**TASK STATEMENT:** After reading the records, print them all again exactly as they stand.
(Beginning of INPUT DATA)
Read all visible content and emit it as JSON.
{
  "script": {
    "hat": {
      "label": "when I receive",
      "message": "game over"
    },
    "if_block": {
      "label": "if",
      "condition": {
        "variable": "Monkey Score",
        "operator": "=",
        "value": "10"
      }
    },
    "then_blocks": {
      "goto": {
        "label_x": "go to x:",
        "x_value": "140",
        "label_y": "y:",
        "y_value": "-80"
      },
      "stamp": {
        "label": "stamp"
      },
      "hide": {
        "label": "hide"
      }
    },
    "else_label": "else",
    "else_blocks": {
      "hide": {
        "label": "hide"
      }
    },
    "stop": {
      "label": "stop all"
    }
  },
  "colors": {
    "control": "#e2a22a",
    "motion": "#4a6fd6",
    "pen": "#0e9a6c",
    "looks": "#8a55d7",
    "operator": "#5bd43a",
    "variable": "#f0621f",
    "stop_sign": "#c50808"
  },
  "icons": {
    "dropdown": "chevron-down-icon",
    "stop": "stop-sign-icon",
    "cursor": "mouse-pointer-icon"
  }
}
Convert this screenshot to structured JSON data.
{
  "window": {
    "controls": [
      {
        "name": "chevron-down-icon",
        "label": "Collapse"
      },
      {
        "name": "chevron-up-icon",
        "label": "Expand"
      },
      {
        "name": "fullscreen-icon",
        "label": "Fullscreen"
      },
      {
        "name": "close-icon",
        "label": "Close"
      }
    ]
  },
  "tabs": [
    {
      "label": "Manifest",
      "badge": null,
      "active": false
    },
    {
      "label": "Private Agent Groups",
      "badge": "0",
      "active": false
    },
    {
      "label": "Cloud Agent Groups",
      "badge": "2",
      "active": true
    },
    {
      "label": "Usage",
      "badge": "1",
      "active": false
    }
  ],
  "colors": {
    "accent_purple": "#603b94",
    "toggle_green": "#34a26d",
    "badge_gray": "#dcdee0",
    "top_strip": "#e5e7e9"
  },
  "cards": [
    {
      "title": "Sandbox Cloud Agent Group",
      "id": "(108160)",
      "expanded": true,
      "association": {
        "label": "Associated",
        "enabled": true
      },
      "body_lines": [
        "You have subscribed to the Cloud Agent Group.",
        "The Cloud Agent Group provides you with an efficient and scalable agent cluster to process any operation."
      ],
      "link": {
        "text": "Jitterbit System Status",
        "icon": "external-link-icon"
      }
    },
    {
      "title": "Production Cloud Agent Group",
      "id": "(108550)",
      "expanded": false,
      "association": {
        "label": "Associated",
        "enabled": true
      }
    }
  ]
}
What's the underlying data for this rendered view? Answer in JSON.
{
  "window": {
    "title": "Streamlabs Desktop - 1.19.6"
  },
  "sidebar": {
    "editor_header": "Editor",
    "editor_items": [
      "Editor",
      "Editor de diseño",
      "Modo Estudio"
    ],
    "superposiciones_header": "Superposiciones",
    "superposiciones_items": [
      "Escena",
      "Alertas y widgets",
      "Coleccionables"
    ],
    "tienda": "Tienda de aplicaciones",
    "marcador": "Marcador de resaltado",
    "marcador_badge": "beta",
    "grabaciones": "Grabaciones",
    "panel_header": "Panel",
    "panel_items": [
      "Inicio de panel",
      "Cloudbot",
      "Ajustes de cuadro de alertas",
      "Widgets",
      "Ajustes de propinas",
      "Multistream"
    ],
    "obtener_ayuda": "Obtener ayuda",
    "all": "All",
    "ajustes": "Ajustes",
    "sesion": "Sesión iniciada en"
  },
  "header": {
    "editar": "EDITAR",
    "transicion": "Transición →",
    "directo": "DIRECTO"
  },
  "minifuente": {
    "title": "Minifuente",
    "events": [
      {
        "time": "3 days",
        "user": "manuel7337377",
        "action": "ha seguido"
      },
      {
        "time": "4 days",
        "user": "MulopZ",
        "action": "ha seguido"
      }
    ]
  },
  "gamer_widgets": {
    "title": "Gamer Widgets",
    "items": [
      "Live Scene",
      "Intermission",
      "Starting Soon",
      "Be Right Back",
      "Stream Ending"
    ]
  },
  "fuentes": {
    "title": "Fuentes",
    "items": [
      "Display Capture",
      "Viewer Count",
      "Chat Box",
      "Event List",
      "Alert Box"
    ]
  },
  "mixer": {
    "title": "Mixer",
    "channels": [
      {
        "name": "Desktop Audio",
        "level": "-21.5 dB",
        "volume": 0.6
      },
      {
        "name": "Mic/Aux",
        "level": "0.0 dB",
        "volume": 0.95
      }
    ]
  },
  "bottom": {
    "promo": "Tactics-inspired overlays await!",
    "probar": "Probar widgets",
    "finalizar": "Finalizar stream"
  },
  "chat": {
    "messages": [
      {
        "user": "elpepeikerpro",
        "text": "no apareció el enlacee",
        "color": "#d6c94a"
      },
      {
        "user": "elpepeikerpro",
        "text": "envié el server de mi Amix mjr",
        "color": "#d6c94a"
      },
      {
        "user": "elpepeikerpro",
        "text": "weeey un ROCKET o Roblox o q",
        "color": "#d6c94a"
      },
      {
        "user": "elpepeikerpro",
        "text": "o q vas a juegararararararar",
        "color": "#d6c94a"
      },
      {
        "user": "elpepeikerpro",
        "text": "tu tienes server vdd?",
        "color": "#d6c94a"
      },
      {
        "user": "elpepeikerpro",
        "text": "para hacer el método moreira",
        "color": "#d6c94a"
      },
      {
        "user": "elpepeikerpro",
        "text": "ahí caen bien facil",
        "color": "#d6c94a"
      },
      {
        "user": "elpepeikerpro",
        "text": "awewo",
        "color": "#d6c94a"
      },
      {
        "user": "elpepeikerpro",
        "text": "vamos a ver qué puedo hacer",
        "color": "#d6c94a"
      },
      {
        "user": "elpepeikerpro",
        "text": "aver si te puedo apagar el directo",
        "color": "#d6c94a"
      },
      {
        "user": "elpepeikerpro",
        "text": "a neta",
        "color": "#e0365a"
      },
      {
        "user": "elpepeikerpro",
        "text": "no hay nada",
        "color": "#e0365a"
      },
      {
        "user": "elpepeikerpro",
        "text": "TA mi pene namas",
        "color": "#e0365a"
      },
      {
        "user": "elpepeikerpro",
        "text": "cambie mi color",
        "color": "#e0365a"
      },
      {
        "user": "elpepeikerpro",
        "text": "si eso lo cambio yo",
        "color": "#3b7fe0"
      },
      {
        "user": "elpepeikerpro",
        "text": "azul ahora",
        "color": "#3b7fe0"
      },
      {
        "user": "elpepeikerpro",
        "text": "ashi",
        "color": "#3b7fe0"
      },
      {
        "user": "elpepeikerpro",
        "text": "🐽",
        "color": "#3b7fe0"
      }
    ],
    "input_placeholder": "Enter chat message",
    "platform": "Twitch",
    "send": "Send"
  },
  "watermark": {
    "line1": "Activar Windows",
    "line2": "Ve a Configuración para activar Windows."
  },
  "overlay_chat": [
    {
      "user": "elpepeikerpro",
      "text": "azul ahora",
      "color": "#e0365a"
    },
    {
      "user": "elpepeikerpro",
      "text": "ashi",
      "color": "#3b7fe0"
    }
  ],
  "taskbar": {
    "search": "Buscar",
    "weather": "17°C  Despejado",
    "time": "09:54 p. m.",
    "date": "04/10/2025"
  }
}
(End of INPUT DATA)
**TASK OUTPUT:**
Read all visible content and emit it as JSON.
{
  "script": {
    "hat": {
      "label": "when I receive",
      "message": "game over"
    },
    "if_block": {
      "label": "if",
      "condition": {
        "variable": "Monkey Score",
        "operator": "=",
        "value": "10"
      }
    },
    "then_blocks": {
      "goto": {
        "label_x": "go to x:",
        "x_value": "140",
        "label_y": "y:",
        "y_value": "-80"
      },
      "stamp": {
        "label": "stamp"
      },
      "hide": {
        "label": "hide"
      }
    },
    "else_label": "else",
    "else_blocks": {
      "hide": {
        "label": "hide"
      }
    },
    "stop": {
      "label": "stop all"
    }
  },
  "colors": {
    "control": "#e2a22a",
    "motion": "#4a6fd6",
    "pen": "#0e9a6c",
    "looks": "#8a55d7",
    "operator": "#5bd43a",
    "variable": "#f0621f",
    "stop_sign": "#c50808"
  },
  "icons": {
    "dropdown": "chevron-down-icon",
    "stop": "stop-sign-icon",
    "cursor": "mouse-pointer-icon"
  }
}
Convert this screenshot to structured JSON data.
{
  "window": {
    "controls": [
      {
        "name": "chevron-down-icon",
        "label": "Collapse"
      },
      {
        "name": "chevron-up-icon",
        "label": "Expand"
      },
      {
        "name": "fullscreen-icon",
        "label": "Fullscreen"
      },
      {
        "name": "close-icon",
        "label": "Close"
      }
    ]
  },
  "tabs": [
    {
      "label": "Manifest",
      "badge": null,
      "active": false
    },
    {
      "label": "Private Agent Groups",
      "badge": "0",
      "active": false
    },
    {
      "label": "Cloud Agent Groups",
      "badge": "2",
      "active": true
    },
    {
      "label": "Usage",
      "badge": "1",
      "active": false
    }
  ],
  "colors": {
    "accent_purple": "#603b94",
    "toggle_green": "#34a26d",
    "badge_gray": "#dcdee0",
    "top_strip": "#e5e7e9"
  },
  "cards": [
    {
      "title": "Sandbox Cloud Agent Group",
      "id": "(108160)",
      "expanded": true,
      "association": {
        "label": "Associated",
        "enabled": true
      },
      "body_lines": [
        "You have subscribed to the Cloud Agent Group.",
        "The Cloud Agent Group provides you with an efficient and scalable agent cluster to process any operation."
      ],
      "link": {
        "text": "Jitterbit System Status",
        "icon": "external-link-icon"
      }
    },
    {
      "title": "Production Cloud Agent Group",
      "id": "(108550)",
      "expanded": false,
      "association": {
        "label": "Associated",
        "enabled": true
      }
    }
  ]
}
What's the underlying data for this rendered view? Answer in JSON.
{
  "window": {
    "title": "Streamlabs Desktop - 1.19.6"
  },
  "sidebar": {
    "editor_header": "Editor",
    "editor_items": [
      "Editor",
      "Editor de diseño",
      "Modo Estudio"
    ],
    "superposiciones_header": "Superposiciones",
    "superposiciones_items": [
      "Escena",
      "Alertas y widgets",
      "Coleccionables"
    ],
    "tienda": "Tienda de aplicaciones",
    "marcador": "Marcador de resaltado",
    "marcador_badge": "beta",
    "grabaciones": "Grabaciones",
    "panel_header": "Panel",
    "panel_items": [
      "Inicio de panel",
      "Cloudbot",
      "Ajustes de cuadro de alertas",
      "Widgets",
      "Ajustes de propinas",
      "Multistream"
    ],
    "obtener_ayuda": "Obtener ayuda",
    "all": "All",
    "ajustes": "Ajustes",
    "sesion": "Sesión iniciada en"
  },
  "header": {
    "editar": "EDITAR",
    "transicion": "Transición →",
    "directo": "DIRECTO"
  },
  "minifuente": {
    "title": "Minifuente",
    "events": [
      {
        "time": "3 days",
        "user": "manuel7337377",
        "action": "ha seguido"
      },
      {
        "time": "4 days",
        "user": "MulopZ",
        "action": "ha seguido"
      }
    ]
  },
  "gamer_widgets": {
    "title": "Gamer Widgets",
    "items": [
      "Live Scene",
      "Intermission",
      "Starting Soon",
      "Be Right Back",
      "Stream Ending"
    ]
  },
  "fuentes": {
    "title": "Fuentes",
    "items": [
      "Display Capture",
      "Viewer Count",
      "Chat Box",
      "Event List",
      "Alert Box"
    ]
  },
  "mixer": {
    "title": "Mixer",
    "channels": [
      {
        "name": "Desktop Audio",
        "level": "-21.5 dB",
        "volume": 0.6
      },
      {
        "name": "Mic/Aux",
        "level": "0.0 dB",
        "volume": 0.95
      }
    ]
  },
  "bottom": {
    "promo": "Tactics-inspired overlays await!",
    "probar": "Probar widgets",
    "finalizar": "Finalizar stream"
  },
  "chat": {
    "messages": [
      {
        "user": "elpepeikerpro",
        "text": "no apareció el enlacee",
        "color": "#d6c94a"
      },
      {
        "user": "elpepeikerpro",
        "text": "envié el server de mi Amix mjr",
        "color": "#d6c94a"
      },
      {
        "user": "elpepeikerpro",
        "text": "weeey un ROCKET o Roblox o q",
        "color": "#d6c94a"
      },
      {
        "user": "elpepeikerpro",
        "text": "o q vas a juegararararararar",
        "color": "#d6c94a"
      },
      {
        "user": "elpepeikerpro",
        "text": "tu tienes server vdd?",
        "color": "#d6c94a"
      },
      {
        "user": "elpepeikerpro",
        "text": "para hacer el método moreira",
        "color": "#d6c94a"
      },
      {
        "user": "elpepeikerpro",
        "text": "ahí caen bien facil",
        "color": "#d6c94a"
      },
      {
        "user": "elpepeikerpro",
        "text": "awewo",
        "color": "#d6c94a"
      },
      {
        "user": "elpepeikerpro",
        "text": "vamos a ver qué puedo hacer",
        "color": "#d6c94a"
      },
      {
        "user": "elpepeikerpro",
        "text": "aver si te puedo apagar el directo",
        "color": "#d6c94a"
      },
      {
        "user": "elpepeikerpro",
        "text": "a neta",
        "color": "#e0365a"
      },
      {
        "user": "elpepeikerpro",
        "text": "no hay nada",
        "color": "#e0365a"
      },
      {
        "user": "elpepeikerpro",
        "text": "TA mi pene namas",
        "color": "#e0365a"
      },
      {
        "user": "elpepeikerpro",
        "text": "cambie mi color",
        "color": "#e0365a"
      },
      {
        "user": "elpepeikerpro",
        "text": "si eso lo cambio yo",
        "color": "#3b7fe0"
      },
      {
        "user": "elpepeikerpro",
        "text": "azul ahora",
        "color": "#3b7fe0"
      },
      {
        "user": "elpepeikerpro",
        "text": "ashi",
        "color": "#3b7fe0"
      },
      {
        "user": "elpepeikerpro",
        "text": "🐽",
        "color": "#3b7fe0"
      }
    ],
    "input_placeholder": "Enter chat message",
    "platform": "Twitch",
    "send": "Send"
  },
  "watermark": {
    "line1": "Activar Windows",
    "line2": "Ve a Configuración para activar Windows."
  },
  "overlay_chat": [
    {
      "user": "elpepeikerpro",
      "text": "azul ahora",
      "color": "#e0365a"
    },
    {
      "user": "elpepeikerpro",
      "text": "ashi",
      "color": "#3b7fe0"
    }
  ],
  "taskbar": {
    "search": "Buscar",
    "weather": "17°C  Despejado",
    "time": "09:54 p. m.",
    "date": "04/10/2025"
  }
}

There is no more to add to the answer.